For all genomic DNA samples, reads were mapped onto the set of consensus sequences generated using Hisat2 (Kim et al., 2019) with the scoring options --mp 10,8 and --score-min L-0.1 to 0.8, and only considering concordantly mapped pairs.  Variant sites were culled and new consensus sequences generated using samtools and bcftools (Danecek et al., 2021).  Because bcftools defaults to the reference sequence for regions with insufficient read coverage, a Python script was used to replace regions with less than 5 reads mapped with N's in the consensus sequences for each sample.  Consensus sequences based on the 14 gDNA samples were added to their respective orthogroup alignments.  A concatenated supermatrix and partition information file were generated with a Python script, and ML phylogenetic analysis was run with RAxML-NG with 100 bootstraps (Kozlov et al., 2019); the GTRGAMMAI model and separate model parameters allowed for all partitions.
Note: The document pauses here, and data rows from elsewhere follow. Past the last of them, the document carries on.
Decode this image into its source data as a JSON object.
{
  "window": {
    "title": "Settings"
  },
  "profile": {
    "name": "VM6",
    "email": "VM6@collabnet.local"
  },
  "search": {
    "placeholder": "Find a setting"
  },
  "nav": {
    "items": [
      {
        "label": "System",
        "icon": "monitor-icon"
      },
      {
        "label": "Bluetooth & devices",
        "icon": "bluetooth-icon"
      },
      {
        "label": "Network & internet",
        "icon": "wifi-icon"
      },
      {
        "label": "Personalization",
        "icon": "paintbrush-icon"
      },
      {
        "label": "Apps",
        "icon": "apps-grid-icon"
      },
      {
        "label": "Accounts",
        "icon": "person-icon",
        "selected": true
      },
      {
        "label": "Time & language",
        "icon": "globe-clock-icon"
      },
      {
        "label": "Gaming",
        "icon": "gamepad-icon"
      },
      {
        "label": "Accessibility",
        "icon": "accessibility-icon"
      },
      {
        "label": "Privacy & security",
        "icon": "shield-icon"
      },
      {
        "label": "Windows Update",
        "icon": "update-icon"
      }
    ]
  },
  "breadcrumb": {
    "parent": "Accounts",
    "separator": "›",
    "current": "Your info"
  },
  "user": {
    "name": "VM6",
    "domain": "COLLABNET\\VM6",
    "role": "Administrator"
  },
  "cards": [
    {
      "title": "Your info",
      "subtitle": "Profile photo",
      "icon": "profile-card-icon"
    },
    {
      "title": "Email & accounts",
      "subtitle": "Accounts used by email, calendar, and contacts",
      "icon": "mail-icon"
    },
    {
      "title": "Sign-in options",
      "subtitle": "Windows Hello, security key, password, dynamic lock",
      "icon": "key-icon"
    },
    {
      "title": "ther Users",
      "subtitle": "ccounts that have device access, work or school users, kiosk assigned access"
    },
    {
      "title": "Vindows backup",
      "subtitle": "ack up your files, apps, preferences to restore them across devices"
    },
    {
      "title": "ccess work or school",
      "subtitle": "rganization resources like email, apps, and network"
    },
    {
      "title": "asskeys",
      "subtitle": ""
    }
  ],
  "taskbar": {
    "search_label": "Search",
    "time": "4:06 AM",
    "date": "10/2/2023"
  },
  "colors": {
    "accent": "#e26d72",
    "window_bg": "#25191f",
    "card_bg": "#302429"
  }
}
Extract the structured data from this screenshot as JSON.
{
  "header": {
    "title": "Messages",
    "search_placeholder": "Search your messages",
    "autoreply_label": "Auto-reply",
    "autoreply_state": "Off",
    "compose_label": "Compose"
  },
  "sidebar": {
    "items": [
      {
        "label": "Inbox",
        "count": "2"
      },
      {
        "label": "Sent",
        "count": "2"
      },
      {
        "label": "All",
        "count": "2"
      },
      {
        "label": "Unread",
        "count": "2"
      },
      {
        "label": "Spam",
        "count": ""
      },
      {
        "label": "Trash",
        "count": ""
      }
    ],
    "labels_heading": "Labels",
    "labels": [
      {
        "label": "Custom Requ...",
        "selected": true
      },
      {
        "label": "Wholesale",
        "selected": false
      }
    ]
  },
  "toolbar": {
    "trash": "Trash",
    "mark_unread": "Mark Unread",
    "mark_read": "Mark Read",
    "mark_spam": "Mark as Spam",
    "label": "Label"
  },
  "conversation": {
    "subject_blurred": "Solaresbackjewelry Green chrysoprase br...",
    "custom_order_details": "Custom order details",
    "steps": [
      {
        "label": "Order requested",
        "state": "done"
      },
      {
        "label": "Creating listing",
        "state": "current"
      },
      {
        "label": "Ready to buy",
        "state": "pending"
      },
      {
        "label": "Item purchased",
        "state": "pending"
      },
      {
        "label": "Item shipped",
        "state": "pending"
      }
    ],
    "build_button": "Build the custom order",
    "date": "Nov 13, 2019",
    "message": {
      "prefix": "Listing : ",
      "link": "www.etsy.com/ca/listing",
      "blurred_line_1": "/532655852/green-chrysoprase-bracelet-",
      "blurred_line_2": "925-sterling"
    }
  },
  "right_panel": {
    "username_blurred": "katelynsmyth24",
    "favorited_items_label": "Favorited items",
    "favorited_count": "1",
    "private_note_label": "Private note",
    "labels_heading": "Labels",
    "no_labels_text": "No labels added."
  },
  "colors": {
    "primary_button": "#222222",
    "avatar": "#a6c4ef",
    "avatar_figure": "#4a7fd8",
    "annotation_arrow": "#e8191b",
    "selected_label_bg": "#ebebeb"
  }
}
Our pipeline for repairing fragmented transcript assemblies and identifying single-copy orthogroups yielded 2,639 loci for phylogenomic analysis, totaling over 2.5 million nucleotide sites.  Maximum likelihood phylogenetic reconstruction produced a tree with 100% bootstrap support at all nodes, even within groups of infraspecific samples (Fig. 2).  A second, coalescent species tree was also inferred from the data using the multispecies coalescent model with the software package Astral (Zhang et al., 2018).  The same 2,639 orthologous loci used for the supermatrix-based concatenated tree were used here, with individual gene trees inferred by RAxML-NG (Kozlov et al., 2019).

Usage Notes

Sequence files are in FASTA format and trees are Newick. Any software capable of opening these will work.

Funding

NSERC